"We know glaucoma medications only work if the patients use them, but our efforts to improve poor adherence must recognize that this behavior has no single cause. Understanding the barriers and risk factors for poor adherence and persistence is the first step toward identifying problems and helping patients to improve. Then, we must sustain our interventions with ongoing reinforcement," Dr. Yumori said.
She reviewed the literature on persistence and adherence among glaucoma patients as the basis for providing evidence-based recommendations on methods to improve compliance. Dr. Yumori divided the approaches into four categories: increasing knowledge, providing motivation, improving patient skills, and assuring access/follow-up to medication and eye care.

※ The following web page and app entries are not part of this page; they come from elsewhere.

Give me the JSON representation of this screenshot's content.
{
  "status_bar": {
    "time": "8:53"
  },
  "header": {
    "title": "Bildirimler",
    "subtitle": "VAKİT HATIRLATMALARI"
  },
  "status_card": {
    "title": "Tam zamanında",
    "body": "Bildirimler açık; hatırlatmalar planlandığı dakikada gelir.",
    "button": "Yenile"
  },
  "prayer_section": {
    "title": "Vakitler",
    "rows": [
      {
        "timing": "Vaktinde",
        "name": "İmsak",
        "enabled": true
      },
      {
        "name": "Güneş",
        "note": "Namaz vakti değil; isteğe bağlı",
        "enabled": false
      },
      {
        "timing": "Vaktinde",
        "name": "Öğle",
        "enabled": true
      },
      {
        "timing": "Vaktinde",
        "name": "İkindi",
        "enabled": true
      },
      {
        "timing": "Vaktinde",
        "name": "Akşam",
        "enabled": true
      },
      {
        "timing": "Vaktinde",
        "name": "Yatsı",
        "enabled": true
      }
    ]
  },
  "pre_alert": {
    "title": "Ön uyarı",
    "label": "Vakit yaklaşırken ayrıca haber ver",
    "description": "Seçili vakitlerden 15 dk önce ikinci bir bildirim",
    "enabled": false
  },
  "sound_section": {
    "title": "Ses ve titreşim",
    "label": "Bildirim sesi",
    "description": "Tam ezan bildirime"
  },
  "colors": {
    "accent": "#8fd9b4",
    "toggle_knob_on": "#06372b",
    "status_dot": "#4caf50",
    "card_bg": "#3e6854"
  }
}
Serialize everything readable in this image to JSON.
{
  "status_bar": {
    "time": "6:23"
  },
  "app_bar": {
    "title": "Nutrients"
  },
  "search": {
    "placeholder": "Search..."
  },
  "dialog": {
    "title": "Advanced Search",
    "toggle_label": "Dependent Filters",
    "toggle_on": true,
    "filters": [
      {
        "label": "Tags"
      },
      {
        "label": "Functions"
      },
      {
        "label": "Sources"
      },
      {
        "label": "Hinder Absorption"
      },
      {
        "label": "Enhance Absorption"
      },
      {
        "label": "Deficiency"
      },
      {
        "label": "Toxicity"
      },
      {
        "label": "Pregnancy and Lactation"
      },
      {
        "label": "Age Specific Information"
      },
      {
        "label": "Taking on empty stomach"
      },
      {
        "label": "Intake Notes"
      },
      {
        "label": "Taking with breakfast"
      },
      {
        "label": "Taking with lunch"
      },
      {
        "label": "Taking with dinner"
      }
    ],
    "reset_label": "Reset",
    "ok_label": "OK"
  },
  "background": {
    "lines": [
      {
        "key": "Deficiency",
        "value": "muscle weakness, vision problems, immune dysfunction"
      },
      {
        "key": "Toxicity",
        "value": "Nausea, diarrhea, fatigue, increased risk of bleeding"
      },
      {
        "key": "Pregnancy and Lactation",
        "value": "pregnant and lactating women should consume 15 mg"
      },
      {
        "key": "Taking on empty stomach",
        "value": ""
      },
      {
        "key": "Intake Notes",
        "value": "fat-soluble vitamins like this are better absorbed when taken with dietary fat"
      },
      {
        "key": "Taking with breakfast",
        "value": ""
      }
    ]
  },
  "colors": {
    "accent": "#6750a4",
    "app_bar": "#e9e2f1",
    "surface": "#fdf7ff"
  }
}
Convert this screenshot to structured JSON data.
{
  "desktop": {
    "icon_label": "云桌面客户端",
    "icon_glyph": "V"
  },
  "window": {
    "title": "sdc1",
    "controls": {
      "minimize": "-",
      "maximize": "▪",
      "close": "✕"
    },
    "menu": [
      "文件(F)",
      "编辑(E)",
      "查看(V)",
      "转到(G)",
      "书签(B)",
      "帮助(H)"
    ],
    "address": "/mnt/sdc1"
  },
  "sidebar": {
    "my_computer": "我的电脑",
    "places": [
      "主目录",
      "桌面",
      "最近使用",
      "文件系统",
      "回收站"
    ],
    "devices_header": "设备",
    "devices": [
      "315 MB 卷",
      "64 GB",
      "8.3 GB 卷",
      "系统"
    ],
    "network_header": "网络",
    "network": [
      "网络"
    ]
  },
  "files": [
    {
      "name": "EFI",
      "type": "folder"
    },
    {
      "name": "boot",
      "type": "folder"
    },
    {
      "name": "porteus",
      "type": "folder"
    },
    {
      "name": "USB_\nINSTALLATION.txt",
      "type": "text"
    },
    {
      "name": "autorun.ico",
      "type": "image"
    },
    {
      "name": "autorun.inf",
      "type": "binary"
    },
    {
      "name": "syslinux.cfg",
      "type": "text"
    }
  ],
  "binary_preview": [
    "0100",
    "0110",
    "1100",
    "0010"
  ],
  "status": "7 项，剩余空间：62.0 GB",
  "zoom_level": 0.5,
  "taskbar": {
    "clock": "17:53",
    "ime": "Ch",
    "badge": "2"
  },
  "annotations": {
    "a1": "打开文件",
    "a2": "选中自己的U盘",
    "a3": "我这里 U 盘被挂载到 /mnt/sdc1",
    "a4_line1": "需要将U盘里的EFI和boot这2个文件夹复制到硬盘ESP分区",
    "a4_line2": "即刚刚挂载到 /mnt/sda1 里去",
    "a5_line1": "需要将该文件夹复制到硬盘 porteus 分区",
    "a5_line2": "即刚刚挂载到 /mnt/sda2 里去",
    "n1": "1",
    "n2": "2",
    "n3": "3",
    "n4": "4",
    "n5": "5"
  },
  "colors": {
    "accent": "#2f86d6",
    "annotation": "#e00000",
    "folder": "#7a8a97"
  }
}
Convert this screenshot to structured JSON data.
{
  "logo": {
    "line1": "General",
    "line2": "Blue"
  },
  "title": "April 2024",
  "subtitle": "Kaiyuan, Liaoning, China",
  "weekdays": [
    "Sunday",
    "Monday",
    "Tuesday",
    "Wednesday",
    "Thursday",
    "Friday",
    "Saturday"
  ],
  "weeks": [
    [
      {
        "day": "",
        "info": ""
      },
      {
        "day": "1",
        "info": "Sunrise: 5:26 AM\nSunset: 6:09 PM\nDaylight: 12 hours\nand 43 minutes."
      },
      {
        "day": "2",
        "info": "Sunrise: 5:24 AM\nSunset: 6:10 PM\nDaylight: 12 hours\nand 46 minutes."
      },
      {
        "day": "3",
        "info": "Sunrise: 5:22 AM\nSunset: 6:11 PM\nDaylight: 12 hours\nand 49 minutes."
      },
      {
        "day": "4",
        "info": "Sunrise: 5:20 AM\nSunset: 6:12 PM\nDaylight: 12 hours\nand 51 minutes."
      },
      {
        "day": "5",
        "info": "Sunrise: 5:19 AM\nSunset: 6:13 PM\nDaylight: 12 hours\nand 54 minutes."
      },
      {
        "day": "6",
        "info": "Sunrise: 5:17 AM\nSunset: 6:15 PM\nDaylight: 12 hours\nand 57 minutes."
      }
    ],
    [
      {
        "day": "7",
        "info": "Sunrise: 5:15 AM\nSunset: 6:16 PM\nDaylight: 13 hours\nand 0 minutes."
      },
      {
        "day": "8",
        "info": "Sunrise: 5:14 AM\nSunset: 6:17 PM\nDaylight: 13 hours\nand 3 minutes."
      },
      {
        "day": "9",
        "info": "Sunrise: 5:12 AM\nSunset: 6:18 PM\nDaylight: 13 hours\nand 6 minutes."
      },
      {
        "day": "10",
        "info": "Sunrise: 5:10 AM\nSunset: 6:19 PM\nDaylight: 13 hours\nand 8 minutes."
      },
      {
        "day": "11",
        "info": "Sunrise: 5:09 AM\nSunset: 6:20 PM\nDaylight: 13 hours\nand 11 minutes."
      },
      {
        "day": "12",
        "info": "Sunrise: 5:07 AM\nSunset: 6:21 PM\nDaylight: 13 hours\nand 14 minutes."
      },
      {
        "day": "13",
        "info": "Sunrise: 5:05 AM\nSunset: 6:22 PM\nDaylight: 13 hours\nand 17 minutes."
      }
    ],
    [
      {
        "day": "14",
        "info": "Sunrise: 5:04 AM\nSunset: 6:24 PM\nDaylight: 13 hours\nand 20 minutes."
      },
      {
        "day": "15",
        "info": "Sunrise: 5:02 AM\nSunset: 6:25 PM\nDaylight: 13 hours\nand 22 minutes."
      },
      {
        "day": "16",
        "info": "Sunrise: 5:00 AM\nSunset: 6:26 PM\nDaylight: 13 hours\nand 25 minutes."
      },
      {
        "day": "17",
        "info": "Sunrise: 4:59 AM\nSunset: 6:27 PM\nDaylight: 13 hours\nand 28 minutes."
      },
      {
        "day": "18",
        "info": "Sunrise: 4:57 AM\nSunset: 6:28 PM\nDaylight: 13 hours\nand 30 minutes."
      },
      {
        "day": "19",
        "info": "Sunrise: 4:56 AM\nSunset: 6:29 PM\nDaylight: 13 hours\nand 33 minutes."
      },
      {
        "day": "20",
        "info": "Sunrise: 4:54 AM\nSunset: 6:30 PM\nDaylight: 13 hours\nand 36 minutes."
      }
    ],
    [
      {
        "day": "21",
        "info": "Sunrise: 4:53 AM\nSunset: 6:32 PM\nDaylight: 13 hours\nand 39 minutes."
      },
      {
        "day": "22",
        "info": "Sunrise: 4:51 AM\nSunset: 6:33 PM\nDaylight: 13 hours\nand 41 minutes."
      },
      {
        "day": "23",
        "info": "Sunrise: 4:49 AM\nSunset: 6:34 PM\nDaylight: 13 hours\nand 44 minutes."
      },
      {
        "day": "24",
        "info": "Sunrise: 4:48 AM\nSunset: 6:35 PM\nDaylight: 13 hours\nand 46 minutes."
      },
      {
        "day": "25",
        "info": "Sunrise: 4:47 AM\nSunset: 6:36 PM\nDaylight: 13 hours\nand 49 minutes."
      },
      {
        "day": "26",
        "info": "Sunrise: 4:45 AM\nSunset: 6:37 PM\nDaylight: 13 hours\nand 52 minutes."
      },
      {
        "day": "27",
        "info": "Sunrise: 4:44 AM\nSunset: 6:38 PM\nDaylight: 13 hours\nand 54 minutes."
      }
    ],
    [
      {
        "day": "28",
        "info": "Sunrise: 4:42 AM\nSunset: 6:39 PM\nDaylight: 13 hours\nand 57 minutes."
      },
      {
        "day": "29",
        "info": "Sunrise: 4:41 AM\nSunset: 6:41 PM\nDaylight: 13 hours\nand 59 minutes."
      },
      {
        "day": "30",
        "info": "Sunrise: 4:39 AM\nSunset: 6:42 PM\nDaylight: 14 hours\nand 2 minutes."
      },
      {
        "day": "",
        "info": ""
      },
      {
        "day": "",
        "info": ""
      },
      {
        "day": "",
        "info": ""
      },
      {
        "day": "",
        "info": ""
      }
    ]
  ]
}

Dr. Yumori's tips for increasing knowledge are centered on both providing patients with information about their disease and providing ways for optometrists to understand the patients' medication use and existing obstacles. When interacting with patients on these issues, optometrists need to realize that their beliefs and behaviors influence patient adherence. Also, in order to elicit accurate information from their patients, optometrists may need to work to improve their communication skills.
Beginning with the assumption that most patients are non-adherent, optometrists should use open-ended questions formulated with simple language to identify adherence issues. They should also remain nonjudgmental in their reactions to the responses they receive.
"Acknowledge difficulties with adherence and compliment success," she said. "Recognize that English proficiency and health literacy are barriers to adherence and use an interpreter as needed."